Ginger is widely used for digestive disorders, including dyspepsia, colic, nausea, vomiting, gastritis and diarrhea (1).
It’s such a staple in natural remedies that it can do anything from curing a migraine to dissolving kidney stones and improving diabetes.
You can purchase organic ginger root in fresh, powdered, pickled or minced form.
Anticancer Properties of Ginger
Ginger contains gingerol, shogaol, zerumbone and paradols, which are the valuable compounds that can prevent and treat various cancers.
They do so by preventing angiogenesis (the spread of cancer through development of new blood vessels) and metastasis (the spread of cancer to other organs).
They also induce apoptosis (natural cell death), and prevent cell division (2).
A University Of Minnesota study concluded that “ginger compounds may be effective chemopreventive and/or chemotherapeutic agents for carcinomas.” via ScienceDaily
Ginger and Prostate Cancer
According to the British Journal of Nutrition, one in six men will be affected by prostate cancer in his lifetime (1). It is estimated that in the USA, one new case occurs every 2-4 minutes.
Ginger has anti-inflammatory, antioxidant and antiproliferative activities, indicating its promising role as a chemopreventive agent.
100g of the spice a day has been proven to prevent the growth of cancerous cells and induces death for a large spectrum of prostate cancer varieties.
Ginger and Breast Cancer
According to the International Journal of Preventive Medicine, ginger and its bioactive molecules are effective in controlling the extent of colorectal, gastric, ovarian, liver, skin, breast, and prostate cancers (2).
It is also non-toxic, meaning that it can target cancerous cells without harming healthy cells.
Ginger and Ovarian Cancer
Ginger inhibits growth and spread (proliferation and angiogenesis) of ovarian cancer cells (3). It may also suppress pro-inflammatory cytokine (4).
Hence, studies suggest that the use of dietary agents such as this root may have potential in the treatment and prevention of ovarian cancer (5).
How To Use Cancer As A Medecine
You can also purchase ginger root extracts if you don’t like the taste of the spice.

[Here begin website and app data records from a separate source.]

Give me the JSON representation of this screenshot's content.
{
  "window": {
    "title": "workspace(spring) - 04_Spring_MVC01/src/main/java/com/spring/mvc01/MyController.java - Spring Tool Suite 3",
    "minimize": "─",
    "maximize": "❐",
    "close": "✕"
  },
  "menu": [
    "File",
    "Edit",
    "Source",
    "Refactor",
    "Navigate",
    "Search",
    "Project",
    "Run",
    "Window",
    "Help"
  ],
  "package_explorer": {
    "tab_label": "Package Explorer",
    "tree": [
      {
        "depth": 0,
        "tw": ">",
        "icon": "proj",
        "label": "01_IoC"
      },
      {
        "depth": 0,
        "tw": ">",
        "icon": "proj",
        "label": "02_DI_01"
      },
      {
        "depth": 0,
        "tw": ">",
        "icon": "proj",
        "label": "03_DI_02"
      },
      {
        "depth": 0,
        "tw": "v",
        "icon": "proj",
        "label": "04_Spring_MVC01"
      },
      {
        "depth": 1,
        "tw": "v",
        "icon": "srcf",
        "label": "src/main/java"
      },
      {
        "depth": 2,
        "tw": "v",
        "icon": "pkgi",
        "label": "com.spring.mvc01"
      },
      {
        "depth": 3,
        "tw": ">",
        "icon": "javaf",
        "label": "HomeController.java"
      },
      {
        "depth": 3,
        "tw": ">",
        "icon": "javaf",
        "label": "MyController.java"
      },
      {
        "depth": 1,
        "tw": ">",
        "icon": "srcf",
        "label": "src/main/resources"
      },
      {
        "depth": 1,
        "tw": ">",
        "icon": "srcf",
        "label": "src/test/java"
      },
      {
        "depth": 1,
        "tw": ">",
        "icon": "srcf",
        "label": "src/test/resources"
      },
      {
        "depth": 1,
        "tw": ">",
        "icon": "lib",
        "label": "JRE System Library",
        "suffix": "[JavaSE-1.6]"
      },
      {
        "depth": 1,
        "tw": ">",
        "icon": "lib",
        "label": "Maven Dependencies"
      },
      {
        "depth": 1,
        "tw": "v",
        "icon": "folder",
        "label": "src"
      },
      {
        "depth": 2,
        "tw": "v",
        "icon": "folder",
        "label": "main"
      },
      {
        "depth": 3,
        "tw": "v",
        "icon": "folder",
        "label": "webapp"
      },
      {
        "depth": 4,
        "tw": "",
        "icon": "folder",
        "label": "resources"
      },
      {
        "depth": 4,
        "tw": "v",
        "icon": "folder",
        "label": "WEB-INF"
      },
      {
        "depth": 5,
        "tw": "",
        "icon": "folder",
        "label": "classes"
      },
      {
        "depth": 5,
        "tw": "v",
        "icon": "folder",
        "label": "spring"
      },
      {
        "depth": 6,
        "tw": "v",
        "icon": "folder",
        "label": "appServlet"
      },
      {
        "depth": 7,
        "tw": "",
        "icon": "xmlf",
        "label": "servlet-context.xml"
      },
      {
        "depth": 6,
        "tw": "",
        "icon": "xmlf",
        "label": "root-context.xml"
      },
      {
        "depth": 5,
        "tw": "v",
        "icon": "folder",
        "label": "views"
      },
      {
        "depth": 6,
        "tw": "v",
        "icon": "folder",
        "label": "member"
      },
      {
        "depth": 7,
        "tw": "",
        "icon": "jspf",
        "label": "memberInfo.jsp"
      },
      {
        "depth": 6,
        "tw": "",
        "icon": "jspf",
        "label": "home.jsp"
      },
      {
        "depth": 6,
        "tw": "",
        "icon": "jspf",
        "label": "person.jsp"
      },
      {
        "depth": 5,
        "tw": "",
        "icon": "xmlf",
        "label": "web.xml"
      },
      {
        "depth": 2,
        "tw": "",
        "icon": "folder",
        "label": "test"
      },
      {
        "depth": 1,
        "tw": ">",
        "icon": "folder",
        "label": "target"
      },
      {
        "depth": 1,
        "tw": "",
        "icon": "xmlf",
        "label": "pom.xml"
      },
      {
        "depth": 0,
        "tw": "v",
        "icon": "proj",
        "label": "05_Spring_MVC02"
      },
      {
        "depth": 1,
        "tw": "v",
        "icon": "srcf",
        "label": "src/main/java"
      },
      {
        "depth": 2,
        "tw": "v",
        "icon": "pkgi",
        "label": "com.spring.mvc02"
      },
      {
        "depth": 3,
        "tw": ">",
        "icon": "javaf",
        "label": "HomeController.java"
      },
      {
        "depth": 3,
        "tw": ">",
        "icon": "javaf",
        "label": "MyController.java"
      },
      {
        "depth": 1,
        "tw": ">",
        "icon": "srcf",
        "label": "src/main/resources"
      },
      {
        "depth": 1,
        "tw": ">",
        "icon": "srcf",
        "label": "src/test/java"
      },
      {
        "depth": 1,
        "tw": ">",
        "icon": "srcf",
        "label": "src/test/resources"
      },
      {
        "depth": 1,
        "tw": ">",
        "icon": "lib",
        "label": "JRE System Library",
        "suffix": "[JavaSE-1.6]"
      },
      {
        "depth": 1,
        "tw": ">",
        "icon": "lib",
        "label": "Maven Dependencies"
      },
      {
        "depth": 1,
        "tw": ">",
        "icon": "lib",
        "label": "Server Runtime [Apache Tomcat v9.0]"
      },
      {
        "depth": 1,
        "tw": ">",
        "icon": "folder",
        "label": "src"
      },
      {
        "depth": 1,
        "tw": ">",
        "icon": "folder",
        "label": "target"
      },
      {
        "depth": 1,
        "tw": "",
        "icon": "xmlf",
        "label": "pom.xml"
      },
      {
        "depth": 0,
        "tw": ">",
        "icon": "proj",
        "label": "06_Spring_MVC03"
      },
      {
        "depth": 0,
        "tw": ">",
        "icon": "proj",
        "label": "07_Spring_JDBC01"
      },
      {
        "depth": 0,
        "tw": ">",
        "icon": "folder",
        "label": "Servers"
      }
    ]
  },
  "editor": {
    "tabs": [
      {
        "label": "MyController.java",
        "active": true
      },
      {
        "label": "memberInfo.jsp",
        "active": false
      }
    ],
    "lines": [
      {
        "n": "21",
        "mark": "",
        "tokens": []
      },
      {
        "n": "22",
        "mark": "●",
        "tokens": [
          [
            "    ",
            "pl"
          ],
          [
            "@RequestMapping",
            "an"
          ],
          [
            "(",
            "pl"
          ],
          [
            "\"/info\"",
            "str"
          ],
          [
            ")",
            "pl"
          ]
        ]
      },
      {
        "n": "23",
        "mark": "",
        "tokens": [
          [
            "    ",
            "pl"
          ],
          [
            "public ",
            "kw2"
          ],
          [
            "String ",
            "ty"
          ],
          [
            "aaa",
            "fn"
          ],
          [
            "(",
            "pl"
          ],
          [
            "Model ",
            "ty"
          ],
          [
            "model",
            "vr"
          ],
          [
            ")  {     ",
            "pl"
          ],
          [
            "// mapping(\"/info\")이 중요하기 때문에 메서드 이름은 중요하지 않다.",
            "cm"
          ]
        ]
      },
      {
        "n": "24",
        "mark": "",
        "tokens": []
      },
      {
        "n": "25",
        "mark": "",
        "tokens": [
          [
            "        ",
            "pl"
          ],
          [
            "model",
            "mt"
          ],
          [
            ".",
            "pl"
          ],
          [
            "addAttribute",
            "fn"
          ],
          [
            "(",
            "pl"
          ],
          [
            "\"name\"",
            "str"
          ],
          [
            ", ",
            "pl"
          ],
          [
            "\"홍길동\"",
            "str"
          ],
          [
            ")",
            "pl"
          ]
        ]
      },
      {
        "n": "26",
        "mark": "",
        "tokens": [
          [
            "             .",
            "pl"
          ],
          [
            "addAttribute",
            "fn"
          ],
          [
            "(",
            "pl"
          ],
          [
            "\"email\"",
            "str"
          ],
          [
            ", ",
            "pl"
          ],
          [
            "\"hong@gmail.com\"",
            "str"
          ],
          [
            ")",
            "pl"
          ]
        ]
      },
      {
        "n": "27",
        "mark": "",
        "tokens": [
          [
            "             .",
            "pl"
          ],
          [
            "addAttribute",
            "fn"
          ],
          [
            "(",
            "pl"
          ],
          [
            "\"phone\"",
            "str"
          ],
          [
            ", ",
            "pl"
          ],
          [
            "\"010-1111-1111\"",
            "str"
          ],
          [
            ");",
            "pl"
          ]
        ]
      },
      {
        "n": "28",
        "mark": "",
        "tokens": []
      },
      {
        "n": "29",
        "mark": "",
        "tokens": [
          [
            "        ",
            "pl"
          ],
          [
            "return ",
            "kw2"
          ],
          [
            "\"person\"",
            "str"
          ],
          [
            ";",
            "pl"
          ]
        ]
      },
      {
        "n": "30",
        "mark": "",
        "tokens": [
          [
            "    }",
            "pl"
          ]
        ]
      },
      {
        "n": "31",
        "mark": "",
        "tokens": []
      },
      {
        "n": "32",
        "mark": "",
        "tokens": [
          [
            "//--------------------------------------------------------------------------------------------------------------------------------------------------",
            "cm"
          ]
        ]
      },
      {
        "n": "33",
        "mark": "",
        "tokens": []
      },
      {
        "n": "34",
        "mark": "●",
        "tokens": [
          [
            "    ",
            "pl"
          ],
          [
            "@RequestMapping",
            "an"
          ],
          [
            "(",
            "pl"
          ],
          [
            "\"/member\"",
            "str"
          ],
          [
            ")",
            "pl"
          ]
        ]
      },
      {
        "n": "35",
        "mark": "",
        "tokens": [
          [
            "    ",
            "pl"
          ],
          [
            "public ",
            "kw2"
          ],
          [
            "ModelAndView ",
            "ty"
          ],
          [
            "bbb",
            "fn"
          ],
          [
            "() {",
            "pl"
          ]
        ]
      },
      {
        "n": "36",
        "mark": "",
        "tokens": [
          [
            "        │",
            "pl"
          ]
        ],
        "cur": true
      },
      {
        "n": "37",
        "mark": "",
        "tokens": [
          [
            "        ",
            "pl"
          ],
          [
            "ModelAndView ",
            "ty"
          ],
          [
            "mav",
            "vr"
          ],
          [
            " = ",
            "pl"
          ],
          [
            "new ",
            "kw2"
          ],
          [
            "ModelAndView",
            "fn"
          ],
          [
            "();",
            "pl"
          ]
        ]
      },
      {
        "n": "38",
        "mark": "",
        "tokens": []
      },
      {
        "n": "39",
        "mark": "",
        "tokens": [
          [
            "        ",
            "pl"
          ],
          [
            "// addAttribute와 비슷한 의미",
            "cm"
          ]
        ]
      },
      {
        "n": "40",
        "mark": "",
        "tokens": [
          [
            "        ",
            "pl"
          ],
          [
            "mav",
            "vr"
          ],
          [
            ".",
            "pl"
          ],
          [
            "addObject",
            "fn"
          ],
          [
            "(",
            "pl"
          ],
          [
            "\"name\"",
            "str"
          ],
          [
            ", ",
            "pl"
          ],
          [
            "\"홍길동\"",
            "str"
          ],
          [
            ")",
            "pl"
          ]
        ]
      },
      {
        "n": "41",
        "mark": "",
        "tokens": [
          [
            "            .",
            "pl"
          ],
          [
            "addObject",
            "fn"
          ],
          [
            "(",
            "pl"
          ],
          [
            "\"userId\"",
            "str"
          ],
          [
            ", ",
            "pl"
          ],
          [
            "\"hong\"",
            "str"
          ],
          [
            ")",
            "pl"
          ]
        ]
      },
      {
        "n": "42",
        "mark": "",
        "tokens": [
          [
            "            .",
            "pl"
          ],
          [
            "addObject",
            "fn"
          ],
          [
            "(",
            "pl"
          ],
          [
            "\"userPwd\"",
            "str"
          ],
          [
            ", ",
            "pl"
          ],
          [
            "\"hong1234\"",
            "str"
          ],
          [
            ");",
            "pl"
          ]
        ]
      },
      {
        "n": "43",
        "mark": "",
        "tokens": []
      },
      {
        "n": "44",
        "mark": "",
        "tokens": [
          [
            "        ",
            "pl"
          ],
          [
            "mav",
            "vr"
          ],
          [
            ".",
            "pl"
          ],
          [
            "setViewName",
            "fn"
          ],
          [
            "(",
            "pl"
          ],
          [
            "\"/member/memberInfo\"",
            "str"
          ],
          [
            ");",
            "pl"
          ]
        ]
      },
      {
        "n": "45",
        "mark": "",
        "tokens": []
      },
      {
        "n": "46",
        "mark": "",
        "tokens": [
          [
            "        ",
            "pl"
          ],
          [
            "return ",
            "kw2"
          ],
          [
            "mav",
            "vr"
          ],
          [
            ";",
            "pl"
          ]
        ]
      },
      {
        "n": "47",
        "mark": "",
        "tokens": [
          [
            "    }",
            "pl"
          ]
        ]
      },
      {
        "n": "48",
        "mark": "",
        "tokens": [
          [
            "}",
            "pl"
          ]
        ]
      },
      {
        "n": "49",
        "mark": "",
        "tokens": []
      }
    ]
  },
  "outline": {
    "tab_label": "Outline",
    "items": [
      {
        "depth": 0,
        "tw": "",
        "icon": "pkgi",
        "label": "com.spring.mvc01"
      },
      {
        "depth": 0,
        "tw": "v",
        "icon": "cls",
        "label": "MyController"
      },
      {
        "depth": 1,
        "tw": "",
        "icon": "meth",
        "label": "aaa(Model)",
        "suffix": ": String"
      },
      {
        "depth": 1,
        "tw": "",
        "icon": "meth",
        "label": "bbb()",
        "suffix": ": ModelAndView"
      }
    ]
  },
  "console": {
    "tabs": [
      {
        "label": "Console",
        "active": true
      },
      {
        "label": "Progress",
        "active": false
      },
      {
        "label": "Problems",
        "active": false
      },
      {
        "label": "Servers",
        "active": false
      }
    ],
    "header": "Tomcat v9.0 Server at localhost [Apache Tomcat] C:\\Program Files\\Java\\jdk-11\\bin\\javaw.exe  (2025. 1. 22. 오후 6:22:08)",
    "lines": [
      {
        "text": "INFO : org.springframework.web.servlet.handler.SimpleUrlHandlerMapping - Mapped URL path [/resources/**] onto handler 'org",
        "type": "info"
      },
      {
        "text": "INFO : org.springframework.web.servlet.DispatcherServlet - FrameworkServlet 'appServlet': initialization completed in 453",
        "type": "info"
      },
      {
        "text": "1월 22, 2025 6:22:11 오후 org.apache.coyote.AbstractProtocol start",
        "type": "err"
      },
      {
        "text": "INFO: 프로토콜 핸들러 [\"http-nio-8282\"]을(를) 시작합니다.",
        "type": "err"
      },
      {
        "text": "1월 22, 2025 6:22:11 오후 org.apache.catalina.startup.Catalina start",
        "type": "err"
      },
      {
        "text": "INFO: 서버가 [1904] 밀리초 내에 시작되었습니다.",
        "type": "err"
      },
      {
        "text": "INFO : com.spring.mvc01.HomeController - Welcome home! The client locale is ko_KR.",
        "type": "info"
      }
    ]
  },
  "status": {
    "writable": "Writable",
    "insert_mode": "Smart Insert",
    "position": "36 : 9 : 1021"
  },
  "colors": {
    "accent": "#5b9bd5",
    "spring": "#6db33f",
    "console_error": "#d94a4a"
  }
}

Just make sure to talk to your doctor dietitian or naturopath before consuming large amounts of this root because it can interact with medication and interfere with normal blood clot formation (6).
How To Peel And Mince Ginger